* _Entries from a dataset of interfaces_
——

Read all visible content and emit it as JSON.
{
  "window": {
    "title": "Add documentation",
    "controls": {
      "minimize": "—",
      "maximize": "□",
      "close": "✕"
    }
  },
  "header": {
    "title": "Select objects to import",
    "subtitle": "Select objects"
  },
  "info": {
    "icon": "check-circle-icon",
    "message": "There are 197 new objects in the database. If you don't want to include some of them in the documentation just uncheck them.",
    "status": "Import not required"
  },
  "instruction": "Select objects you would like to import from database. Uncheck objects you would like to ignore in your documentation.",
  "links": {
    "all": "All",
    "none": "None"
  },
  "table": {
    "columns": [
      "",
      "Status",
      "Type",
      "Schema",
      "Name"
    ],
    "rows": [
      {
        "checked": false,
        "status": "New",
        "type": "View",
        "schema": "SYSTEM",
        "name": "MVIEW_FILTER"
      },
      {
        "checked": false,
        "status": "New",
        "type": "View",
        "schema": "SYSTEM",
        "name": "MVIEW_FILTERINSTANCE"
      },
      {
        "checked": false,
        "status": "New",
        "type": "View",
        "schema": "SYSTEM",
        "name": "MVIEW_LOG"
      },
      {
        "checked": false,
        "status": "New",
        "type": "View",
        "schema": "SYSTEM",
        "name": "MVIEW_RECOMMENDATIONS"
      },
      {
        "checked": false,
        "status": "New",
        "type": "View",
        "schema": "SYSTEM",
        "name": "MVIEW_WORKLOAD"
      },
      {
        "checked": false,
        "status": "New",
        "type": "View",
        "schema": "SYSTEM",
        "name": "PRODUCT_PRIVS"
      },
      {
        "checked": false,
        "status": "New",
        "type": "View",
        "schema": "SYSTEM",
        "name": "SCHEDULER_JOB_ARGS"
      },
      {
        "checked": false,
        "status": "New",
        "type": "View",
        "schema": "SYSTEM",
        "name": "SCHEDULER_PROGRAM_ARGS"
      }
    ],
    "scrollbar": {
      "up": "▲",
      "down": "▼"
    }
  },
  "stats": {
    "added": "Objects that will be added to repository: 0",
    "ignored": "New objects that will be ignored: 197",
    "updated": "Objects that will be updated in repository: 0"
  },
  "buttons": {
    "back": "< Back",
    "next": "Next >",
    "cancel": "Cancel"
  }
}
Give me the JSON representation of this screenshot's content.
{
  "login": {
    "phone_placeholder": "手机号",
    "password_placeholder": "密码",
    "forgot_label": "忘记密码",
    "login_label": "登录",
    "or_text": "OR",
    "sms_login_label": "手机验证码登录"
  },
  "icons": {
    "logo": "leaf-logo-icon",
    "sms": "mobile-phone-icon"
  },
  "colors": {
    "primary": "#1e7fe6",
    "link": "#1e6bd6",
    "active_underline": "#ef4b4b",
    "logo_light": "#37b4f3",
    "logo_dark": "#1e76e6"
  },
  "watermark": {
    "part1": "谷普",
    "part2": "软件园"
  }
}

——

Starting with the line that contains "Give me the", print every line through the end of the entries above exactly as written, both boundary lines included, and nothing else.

* _Written answer_
Give me the JSON representation of this screenshot's content.
{
  "login": {
    "phone_placeholder": "手机号",
    "password_placeholder": "密码",
    "forgot_label": "忘记密码",
    "login_label": "登录",
    "or_text": "OR",
    "sms_login_label": "手机验证码登录"
  },
  "icons": {
    "logo": "leaf-logo-icon",
    "sms": "mobile-phone-icon"
  },
  "colors": {
    "primary": "#1e7fe6",
    "link": "#1e6bd6",
    "active_underline": "#ef4b4b",
    "logo_light": "#37b4f3",
    "logo_dark": "#1e76e6"
  },
  "watermark": {
    "part1": "谷普",
    "part2": "软件园"
  }
}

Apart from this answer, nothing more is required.